From the entries below, copy out all lines holding "device".

····················

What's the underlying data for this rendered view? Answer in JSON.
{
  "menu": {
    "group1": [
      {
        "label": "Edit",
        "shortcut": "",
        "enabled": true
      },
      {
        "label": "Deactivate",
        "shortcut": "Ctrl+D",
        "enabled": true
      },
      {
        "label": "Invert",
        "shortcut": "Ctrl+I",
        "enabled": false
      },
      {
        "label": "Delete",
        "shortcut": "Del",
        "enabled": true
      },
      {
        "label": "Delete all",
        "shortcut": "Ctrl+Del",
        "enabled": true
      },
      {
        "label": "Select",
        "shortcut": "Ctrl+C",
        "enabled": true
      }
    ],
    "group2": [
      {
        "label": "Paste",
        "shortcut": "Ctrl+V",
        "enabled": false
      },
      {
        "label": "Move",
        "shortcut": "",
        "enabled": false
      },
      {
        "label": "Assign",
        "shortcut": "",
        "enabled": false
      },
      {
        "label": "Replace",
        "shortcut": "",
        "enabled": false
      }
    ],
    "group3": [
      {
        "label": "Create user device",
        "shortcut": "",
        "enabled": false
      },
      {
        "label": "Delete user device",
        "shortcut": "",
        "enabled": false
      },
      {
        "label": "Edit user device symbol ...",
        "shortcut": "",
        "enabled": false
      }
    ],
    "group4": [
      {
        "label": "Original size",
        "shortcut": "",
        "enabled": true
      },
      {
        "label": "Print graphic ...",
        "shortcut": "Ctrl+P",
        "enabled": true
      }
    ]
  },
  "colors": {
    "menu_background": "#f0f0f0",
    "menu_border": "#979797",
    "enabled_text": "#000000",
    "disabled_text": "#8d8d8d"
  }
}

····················

• _Solution for this exercise_:
        "label": "Create user device",
        "label": "Delete user device",
        "label": "Edit user device symbol ...",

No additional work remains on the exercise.